» The problem: Would you write out all of the entries below, exactly as they stand?
=== Begin Enclosure ===
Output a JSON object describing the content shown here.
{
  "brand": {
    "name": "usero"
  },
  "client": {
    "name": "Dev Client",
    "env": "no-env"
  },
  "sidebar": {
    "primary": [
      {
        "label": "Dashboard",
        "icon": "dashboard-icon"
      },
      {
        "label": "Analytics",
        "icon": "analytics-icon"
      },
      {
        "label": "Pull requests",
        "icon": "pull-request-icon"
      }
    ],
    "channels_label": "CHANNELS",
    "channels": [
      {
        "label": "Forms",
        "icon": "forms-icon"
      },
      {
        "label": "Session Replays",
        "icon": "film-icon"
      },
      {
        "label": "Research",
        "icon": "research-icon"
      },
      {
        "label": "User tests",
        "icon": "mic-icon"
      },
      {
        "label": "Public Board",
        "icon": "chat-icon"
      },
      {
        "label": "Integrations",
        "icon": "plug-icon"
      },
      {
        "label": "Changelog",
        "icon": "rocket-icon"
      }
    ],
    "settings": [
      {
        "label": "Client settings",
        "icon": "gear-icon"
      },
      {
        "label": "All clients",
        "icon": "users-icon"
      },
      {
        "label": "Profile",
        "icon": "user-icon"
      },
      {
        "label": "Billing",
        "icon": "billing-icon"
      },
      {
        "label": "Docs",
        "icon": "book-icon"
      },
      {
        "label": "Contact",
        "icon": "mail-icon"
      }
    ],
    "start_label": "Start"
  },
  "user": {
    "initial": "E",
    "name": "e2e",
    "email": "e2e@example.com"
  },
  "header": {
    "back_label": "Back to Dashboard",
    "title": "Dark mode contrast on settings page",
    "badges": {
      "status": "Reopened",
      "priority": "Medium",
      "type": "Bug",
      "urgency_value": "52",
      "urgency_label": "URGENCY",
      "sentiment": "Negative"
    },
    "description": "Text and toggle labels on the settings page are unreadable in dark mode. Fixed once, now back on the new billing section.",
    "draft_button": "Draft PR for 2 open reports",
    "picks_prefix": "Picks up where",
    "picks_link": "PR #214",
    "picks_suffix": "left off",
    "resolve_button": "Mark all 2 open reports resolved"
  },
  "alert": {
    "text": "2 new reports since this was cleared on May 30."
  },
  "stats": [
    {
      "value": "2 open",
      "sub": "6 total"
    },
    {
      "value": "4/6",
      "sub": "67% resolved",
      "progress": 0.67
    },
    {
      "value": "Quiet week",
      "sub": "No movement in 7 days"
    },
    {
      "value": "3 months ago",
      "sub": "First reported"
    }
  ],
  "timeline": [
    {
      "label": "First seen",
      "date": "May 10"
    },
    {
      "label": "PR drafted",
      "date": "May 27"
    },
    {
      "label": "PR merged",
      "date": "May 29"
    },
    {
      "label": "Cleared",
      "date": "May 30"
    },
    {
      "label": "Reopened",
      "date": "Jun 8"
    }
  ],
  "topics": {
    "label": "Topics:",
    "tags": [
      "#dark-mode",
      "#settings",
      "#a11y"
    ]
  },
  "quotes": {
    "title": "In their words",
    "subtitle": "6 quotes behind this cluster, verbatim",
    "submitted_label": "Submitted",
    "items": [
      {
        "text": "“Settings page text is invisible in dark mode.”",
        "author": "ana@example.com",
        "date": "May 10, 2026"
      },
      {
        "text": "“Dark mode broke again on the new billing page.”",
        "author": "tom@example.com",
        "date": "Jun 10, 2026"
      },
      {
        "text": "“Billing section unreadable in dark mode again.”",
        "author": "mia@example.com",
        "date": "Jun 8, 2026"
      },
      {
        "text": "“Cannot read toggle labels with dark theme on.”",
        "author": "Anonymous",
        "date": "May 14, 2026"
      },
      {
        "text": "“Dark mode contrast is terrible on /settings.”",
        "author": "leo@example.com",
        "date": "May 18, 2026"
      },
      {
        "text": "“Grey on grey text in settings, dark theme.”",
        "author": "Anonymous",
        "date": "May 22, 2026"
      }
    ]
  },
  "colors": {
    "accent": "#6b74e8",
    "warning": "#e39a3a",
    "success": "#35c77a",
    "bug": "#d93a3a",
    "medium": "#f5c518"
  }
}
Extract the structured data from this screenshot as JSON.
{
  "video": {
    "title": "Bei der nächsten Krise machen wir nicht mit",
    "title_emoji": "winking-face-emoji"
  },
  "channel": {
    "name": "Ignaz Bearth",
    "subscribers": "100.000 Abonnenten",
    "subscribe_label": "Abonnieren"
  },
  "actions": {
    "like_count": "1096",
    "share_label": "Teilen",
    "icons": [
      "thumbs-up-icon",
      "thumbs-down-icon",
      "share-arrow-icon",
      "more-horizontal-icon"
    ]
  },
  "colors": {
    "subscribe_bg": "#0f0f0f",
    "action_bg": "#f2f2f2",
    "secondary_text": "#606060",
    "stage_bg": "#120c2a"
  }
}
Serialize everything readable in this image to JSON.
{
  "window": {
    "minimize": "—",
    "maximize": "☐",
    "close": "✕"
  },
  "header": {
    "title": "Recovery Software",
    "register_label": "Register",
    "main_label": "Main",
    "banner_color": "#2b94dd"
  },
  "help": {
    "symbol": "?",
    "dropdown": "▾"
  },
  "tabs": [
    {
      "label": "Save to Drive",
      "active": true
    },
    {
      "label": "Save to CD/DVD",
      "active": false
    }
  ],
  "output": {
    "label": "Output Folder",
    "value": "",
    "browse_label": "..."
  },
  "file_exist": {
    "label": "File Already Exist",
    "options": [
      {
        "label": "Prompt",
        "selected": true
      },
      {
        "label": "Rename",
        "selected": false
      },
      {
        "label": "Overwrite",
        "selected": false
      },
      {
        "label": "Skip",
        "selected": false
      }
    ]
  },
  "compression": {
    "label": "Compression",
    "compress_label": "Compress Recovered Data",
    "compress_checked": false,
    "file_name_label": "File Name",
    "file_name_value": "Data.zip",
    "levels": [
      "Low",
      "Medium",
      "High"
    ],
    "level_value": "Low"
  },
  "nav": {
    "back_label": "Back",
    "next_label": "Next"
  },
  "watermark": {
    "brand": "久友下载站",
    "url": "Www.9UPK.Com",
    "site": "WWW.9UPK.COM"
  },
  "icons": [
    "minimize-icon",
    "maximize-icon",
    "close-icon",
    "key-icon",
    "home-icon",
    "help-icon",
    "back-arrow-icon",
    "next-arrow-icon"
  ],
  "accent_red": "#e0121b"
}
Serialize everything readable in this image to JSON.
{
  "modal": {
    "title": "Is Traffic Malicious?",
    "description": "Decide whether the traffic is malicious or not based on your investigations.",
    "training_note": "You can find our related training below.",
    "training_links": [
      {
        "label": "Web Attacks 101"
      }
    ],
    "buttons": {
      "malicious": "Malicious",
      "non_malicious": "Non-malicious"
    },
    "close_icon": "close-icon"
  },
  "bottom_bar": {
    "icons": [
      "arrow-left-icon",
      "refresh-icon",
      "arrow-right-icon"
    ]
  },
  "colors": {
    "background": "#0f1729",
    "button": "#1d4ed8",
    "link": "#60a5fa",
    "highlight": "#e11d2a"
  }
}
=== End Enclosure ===
» Output of the exercise:
Output a JSON object describing the content shown here.
{
  "brand": {
    "name": "usero"
  },
  "client": {
    "name": "Dev Client",
    "env": "no-env"
  },
  "sidebar": {
    "primary": [
      {
        "label": "Dashboard",
        "icon": "dashboard-icon"
      },
      {
        "label": "Analytics",
        "icon": "analytics-icon"
      },
      {
        "label": "Pull requests",
        "icon": "pull-request-icon"
      }
    ],
    "channels_label": "CHANNELS",
    "channels": [
      {
        "label": "Forms",
        "icon": "forms-icon"
      },
      {
        "label": "Session Replays",
        "icon": "film-icon"
      },
      {
        "label": "Research",
        "icon": "research-icon"
      },
      {
        "label": "User tests",
        "icon": "mic-icon"
      },
      {
        "label": "Public Board",
        "icon": "chat-icon"
      },
      {
        "label": "Integrations",
        "icon": "plug-icon"
      },
      {
        "label": "Changelog",
        "icon": "rocket-icon"
      }
    ],
    "settings": [
      {
        "label": "Client settings",
        "icon": "gear-icon"
      },
      {
        "label": "All clients",
        "icon": "users-icon"
      },
      {
        "label": "Profile",
        "icon": "user-icon"
      },
      {
        "label": "Billing",
        "icon": "billing-icon"
      },
      {
        "label": "Docs",
        "icon": "book-icon"
      },
      {
        "label": "Contact",
        "icon": "mail-icon"
      }
    ],
    "start_label": "Start"
  },
  "user": {
    "initial": "E",
    "name": "e2e",
    "email": "e2e@example.com"
  },
  "header": {
    "back_label": "Back to Dashboard",
    "title": "Dark mode contrast on settings page",
    "badges": {
      "status": "Reopened",
      "priority": "Medium",
      "type": "Bug",
      "urgency_value": "52",
      "urgency_label": "URGENCY",
      "sentiment": "Negative"
    },
    "description": "Text and toggle labels on the settings page are unreadable in dark mode. Fixed once, now back on the new billing section.",
    "draft_button": "Draft PR for 2 open reports",
    "picks_prefix": "Picks up where",
    "picks_link": "PR #214",
    "picks_suffix": "left off",
    "resolve_button": "Mark all 2 open reports resolved"
  },
  "alert": {
    "text": "2 new reports since this was cleared on May 30."
  },
  "stats": [
    {
      "value": "2 open",
      "sub": "6 total"
    },
    {
      "value": "4/6",
      "sub": "67% resolved",
      "progress": 0.67
    },
    {
      "value": "Quiet week",
      "sub": "No movement in 7 days"
    },
    {
      "value": "3 months ago",
      "sub": "First reported"
    }
  ],
  "timeline": [
    {
      "label": "First seen",
      "date": "May 10"
    },
    {
      "label": "PR drafted",
      "date": "May 27"
    },
    {
      "label": "PR merged",
      "date": "May 29"
    },
    {
      "label": "Cleared",
      "date": "May 30"
    },
    {
      "label": "Reopened",
      "date": "Jun 8"
    }
  ],
  "topics": {
    "label": "Topics:",
    "tags": [
      "#dark-mode",
      "#settings",
      "#a11y"
    ]
  },
  "quotes": {
    "title": "In their words",
    "subtitle": "6 quotes behind this cluster, verbatim",
    "submitted_label": "Submitted",
    "items": [
      {
        "text": "“Settings page text is invisible in dark mode.”",
        "author": "ana@example.com",
        "date": "May 10, 2026"
      },
      {
        "text": "“Dark mode broke again on the new billing page.”",
        "author": "tom@example.com",
        "date": "Jun 10, 2026"
      },
      {
        "text": "“Billing section unreadable in dark mode again.”",
        "author": "mia@example.com",
        "date": "Jun 8, 2026"
      },
      {
        "text": "“Cannot read toggle labels with dark theme on.”",
        "author": "Anonymous",
        "date": "May 14, 2026"
      },
      {
        "text": "“Dark mode contrast is terrible on /settings.”",
        "author": "leo@example.com",
        "date": "May 18, 2026"
      },
      {
        "text": "“Grey on grey text in settings, dark theme.”",
        "author": "Anonymous",
        "date": "May 22, 2026"
      }
    ]
  },
  "colors": {
    "accent": "#6b74e8",
    "warning": "#e39a3a",
    "success": "#35c77a",
    "bug": "#d93a3a",
    "medium": "#f5c518"
  }
}
Extract the structured data from this screenshot as JSON.
{
  "video": {
    "title": "Bei der nächsten Krise machen wir nicht mit",
    "title_emoji": "winking-face-emoji"
  },
  "channel": {
    "name": "Ignaz Bearth",
    "subscribers": "100.000 Abonnenten",
    "subscribe_label": "Abonnieren"
  },
  "actions": {
    "like_count": "1096",
    "share_label": "Teilen",
    "icons": [
      "thumbs-up-icon",
      "thumbs-down-icon",
      "share-arrow-icon",
      "more-horizontal-icon"
    ]
  },
  "colors": {
    "subscribe_bg": "#0f0f0f",
    "action_bg": "#f2f2f2",
    "secondary_text": "#606060",
    "stage_bg": "#120c2a"
  }
}
Serialize everything readable in this image to JSON.
{
  "window": {
    "minimize": "—",
    "maximize": "☐",
    "close": "✕"
  },
  "header": {
    "title": "Recovery Software",
    "register_label": "Register",
    "main_label": "Main",
    "banner_color": "#2b94dd"
  },
  "help": {
    "symbol": "?",
    "dropdown": "▾"
  },
  "tabs": [
    {
      "label": "Save to Drive",
      "active": true
    },
    {
      "label": "Save to CD/DVD",
      "active": false
    }
  ],
  "output": {
    "label": "Output Folder",
    "value": "",
    "browse_label": "..."
  },
  "file_exist": {
    "label": "File Already Exist",
    "options": [
      {
        "label": "Prompt",
        "selected": true
      },
      {
        "label": "Rename",
        "selected": false
      },
      {
        "label": "Overwrite",
        "selected": false
      },
      {
        "label": "Skip",
        "selected": false
      }
    ]
  },
  "compression": {
    "label": "Compression",
    "compress_label": "Compress Recovered Data",
    "compress_checked": false,
    "file_name_label": "File Name",
    "file_name_value": "Data.zip",
    "levels": [
      "Low",
      "Medium",
      "High"
    ],
    "level_value": "Low"
  },
  "nav": {
    "back_label": "Back",
    "next_label": "Next"
  },
  "watermark": {
    "brand": "久友下载站",
    "url": "Www.9UPK.Com",
    "site": "WWW.9UPK.COM"
  },
  "icons": [
    "minimize-icon",
    "maximize-icon",
    "close-icon",
    "key-icon",
    "home-icon",
    "help-icon",
    "back-arrow-icon",
    "next-arrow-icon"
  ],
  "accent_red": "#e0121b"
}
Serialize everything readable in this image to JSON.
{
  "modal": {
    "title": "Is Traffic Malicious?",
    "description": "Decide whether the traffic is malicious or not based on your investigations.",
    "training_note": "You can find our related training below.",
    "training_links": [
      {
        "label": "Web Attacks 101"
      }
    ],
    "buttons": {
      "malicious": "Malicious",
      "non_malicious": "Non-malicious"
    },
    "close_icon": "close-icon"
  },
  "bottom_bar": {
    "icons": [
      "arrow-left-icon",
      "refresh-icon",
      "arrow-right-icon"
    ]
  },
  "colors": {
    "background": "#0f1729",
    "button": "#1d4ed8",
    "link": "#60a5fa",
    "highlight": "#e11d2a"
  }
}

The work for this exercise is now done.